__WHAT IS NEEDED__
Below are the records. List every line holding the word "JSON".

[Extracted data entries]

-.-.-

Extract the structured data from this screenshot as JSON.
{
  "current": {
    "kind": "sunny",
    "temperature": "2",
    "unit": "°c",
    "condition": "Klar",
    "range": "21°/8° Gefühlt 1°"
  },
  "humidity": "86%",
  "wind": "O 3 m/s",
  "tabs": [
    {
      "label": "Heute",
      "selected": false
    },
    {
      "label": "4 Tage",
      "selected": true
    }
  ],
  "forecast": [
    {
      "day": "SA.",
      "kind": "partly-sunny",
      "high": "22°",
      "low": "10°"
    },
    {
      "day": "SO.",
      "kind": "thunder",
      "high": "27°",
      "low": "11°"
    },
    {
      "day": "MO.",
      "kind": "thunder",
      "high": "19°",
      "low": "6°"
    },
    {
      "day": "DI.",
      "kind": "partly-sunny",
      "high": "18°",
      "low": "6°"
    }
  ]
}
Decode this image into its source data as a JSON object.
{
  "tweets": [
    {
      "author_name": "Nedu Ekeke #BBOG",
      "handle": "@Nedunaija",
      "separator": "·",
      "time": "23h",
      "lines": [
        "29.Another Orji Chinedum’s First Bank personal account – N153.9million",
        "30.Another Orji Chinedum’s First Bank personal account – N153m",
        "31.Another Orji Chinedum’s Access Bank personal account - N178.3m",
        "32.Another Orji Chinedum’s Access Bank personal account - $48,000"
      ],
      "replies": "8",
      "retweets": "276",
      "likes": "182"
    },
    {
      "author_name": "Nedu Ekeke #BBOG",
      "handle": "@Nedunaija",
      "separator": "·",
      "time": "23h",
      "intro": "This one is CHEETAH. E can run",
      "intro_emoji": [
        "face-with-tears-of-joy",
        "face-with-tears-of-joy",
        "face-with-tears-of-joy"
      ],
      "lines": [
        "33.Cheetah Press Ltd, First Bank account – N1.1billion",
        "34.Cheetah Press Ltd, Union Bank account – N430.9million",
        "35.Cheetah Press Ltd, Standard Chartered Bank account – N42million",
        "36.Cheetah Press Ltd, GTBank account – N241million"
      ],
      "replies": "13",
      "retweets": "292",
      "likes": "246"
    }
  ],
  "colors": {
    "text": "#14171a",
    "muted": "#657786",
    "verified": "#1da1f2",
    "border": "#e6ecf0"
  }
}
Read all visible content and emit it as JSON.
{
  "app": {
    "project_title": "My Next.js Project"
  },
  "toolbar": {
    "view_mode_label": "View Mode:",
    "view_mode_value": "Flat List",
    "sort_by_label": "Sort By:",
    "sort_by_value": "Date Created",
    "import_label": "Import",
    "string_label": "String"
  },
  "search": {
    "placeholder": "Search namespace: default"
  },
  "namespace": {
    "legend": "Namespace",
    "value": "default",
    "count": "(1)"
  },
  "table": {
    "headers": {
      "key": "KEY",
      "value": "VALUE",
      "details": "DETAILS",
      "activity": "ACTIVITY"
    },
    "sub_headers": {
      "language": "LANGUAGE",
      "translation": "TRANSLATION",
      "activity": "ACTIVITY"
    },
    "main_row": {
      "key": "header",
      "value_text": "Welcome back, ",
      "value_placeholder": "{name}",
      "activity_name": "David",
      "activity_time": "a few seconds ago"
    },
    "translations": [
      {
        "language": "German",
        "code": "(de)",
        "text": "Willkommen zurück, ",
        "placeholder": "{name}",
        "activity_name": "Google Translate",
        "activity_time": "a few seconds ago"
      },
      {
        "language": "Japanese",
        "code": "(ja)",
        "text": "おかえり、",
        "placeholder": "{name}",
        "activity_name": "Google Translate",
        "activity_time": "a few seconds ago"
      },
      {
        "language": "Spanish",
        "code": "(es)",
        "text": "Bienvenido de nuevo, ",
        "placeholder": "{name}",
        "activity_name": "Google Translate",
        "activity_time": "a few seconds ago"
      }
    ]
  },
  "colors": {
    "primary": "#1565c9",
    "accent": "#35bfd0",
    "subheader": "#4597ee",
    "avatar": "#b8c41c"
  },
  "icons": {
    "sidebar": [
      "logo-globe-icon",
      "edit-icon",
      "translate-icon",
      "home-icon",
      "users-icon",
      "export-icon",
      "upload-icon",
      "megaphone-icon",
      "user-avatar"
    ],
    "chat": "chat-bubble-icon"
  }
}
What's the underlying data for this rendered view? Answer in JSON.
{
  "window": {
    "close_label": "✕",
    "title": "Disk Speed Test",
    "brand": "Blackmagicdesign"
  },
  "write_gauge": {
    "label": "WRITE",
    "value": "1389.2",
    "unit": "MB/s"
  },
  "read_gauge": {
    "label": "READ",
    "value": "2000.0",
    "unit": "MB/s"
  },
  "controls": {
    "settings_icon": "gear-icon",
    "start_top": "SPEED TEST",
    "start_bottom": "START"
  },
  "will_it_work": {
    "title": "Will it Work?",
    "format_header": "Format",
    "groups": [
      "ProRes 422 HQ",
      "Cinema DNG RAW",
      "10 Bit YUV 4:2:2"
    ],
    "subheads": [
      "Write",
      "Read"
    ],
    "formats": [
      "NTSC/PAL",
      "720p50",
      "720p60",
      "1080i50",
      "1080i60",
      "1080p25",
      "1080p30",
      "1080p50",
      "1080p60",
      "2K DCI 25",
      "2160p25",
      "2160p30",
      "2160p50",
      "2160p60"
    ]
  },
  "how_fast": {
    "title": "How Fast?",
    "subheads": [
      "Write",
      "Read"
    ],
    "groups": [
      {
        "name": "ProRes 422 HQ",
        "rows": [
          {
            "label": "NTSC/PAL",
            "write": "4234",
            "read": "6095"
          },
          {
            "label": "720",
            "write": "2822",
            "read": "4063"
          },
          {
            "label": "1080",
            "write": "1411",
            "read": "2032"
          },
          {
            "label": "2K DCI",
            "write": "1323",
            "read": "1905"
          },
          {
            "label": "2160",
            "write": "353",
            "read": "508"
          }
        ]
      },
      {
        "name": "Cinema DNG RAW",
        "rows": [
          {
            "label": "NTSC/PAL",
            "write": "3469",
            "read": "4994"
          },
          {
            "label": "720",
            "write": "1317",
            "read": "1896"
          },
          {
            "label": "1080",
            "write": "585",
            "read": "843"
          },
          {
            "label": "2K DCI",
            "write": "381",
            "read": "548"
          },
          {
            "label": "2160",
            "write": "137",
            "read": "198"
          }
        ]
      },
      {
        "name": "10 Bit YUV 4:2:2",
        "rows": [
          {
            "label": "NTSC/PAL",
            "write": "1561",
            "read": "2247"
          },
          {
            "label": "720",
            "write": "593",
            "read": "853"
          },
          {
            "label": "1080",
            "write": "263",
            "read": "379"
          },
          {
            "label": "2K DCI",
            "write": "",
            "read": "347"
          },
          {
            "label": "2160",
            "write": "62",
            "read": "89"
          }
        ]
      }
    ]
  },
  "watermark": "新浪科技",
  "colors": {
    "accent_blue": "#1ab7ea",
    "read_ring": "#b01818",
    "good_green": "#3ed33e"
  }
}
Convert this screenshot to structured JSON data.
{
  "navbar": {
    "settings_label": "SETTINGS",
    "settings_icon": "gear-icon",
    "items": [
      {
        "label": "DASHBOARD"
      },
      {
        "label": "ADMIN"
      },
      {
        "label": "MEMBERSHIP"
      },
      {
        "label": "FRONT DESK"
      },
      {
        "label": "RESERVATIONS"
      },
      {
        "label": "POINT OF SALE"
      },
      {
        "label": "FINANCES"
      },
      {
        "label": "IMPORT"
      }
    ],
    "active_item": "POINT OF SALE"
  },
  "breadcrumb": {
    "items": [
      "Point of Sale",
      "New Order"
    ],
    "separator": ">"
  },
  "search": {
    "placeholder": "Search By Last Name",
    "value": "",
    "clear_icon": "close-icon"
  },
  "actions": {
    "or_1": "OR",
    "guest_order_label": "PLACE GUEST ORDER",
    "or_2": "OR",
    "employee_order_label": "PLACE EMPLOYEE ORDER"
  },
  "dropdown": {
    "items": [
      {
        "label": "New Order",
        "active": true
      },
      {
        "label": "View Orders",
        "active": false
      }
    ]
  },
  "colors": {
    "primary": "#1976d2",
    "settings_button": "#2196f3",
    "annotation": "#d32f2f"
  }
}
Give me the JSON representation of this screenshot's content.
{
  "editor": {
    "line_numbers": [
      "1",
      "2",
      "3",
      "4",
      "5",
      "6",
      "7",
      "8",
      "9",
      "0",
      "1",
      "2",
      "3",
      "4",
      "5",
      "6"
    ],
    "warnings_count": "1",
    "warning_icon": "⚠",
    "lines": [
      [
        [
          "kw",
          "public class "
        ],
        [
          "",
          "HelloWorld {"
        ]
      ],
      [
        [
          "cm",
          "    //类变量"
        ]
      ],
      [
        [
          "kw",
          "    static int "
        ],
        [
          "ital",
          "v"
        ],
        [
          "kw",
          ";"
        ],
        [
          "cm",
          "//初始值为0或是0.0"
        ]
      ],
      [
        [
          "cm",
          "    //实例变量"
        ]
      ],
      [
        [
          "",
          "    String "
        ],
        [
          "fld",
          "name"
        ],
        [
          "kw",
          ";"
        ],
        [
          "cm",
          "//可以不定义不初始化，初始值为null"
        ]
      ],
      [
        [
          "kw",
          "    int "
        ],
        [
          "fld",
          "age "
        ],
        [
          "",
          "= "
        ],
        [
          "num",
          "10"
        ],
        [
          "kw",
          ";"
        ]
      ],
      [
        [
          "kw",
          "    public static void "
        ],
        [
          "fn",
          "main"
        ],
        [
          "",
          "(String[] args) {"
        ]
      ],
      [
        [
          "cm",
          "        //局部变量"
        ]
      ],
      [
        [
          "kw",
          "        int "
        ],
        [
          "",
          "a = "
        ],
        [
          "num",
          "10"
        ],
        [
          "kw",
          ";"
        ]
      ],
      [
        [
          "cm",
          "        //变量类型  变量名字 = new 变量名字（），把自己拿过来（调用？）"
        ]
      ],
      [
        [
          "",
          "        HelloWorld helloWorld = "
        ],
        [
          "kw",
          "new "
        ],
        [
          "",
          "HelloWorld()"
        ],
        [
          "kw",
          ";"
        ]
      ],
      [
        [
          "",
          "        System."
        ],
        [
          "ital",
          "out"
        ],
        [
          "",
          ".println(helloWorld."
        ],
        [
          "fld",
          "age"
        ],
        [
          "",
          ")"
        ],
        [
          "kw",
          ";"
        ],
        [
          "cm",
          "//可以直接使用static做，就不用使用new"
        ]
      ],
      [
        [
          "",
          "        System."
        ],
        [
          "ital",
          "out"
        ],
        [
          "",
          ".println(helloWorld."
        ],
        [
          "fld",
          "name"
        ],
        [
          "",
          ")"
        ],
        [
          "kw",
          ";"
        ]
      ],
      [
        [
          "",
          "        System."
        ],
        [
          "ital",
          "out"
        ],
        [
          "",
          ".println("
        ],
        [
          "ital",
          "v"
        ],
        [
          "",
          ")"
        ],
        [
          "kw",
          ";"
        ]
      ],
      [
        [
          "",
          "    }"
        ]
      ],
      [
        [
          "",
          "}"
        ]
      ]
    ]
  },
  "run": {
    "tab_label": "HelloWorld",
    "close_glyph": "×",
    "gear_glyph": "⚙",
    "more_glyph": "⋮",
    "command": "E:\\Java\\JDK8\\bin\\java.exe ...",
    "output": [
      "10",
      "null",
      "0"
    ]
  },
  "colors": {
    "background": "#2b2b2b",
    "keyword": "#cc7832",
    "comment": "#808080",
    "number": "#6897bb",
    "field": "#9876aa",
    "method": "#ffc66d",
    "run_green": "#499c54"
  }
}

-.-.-

__SOLUTION TO THE PROBLEM__
Extract the structured data from this screenshot as JSON.
Decode this image into its source data as a JSON object.
Read all visible content and emit it as JSON.
What's the underlying data for this rendered view? Answer in JSON.
Convert this screenshot to structured JSON data.
Give me the JSON representation of this screenshot's content.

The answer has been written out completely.